Exercise prompt » List each line of the data that holds the string "actions", please.

Dataset records »
-=-=-

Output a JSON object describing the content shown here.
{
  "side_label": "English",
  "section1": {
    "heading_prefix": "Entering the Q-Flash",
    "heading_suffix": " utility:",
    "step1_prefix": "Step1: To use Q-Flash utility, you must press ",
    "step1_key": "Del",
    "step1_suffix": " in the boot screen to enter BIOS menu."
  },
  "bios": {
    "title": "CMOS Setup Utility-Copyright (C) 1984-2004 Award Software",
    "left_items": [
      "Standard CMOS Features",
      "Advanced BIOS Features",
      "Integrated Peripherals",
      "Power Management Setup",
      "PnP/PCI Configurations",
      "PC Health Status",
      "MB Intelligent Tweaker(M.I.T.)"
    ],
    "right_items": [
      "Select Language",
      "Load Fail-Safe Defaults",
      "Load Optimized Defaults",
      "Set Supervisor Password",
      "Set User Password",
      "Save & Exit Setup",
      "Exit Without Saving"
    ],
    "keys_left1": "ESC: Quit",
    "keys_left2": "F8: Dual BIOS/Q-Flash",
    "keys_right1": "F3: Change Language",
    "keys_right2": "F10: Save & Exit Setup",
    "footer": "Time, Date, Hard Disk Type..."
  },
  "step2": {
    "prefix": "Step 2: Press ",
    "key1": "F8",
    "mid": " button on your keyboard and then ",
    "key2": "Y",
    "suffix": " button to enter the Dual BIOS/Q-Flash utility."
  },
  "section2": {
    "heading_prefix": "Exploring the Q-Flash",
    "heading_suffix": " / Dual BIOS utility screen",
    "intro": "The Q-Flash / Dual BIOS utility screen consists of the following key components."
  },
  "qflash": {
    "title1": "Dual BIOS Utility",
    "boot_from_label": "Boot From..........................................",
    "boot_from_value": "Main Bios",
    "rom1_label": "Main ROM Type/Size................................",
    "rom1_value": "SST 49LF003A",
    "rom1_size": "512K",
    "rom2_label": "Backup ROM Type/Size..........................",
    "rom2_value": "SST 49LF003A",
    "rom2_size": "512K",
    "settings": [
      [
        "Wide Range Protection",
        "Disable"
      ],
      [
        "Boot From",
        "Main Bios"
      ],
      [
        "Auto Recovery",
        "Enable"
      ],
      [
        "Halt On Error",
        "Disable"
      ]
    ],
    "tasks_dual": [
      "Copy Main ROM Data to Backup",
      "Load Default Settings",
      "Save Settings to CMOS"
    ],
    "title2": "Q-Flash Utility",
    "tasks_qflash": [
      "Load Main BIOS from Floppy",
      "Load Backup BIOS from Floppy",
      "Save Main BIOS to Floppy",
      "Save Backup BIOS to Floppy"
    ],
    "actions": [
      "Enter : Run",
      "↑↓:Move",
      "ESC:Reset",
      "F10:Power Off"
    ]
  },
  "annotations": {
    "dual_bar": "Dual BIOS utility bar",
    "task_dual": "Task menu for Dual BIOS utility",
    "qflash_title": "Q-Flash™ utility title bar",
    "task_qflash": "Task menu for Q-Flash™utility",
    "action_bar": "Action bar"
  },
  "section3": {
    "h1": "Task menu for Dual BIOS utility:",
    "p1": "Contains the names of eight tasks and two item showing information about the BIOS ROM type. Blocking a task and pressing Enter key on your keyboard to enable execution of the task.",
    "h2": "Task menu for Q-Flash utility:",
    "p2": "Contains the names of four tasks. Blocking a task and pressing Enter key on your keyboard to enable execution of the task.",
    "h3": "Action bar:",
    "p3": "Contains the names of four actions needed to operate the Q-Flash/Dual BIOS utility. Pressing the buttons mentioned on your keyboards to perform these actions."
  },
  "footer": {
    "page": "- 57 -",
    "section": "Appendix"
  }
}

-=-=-

Task answer »
    "actions": [
    "p3": "Contains the names of four actions needed to operate the Q-Flash/Dual BIOS utility. Pressing the buttons mentioned on your keyboards to perform these actions."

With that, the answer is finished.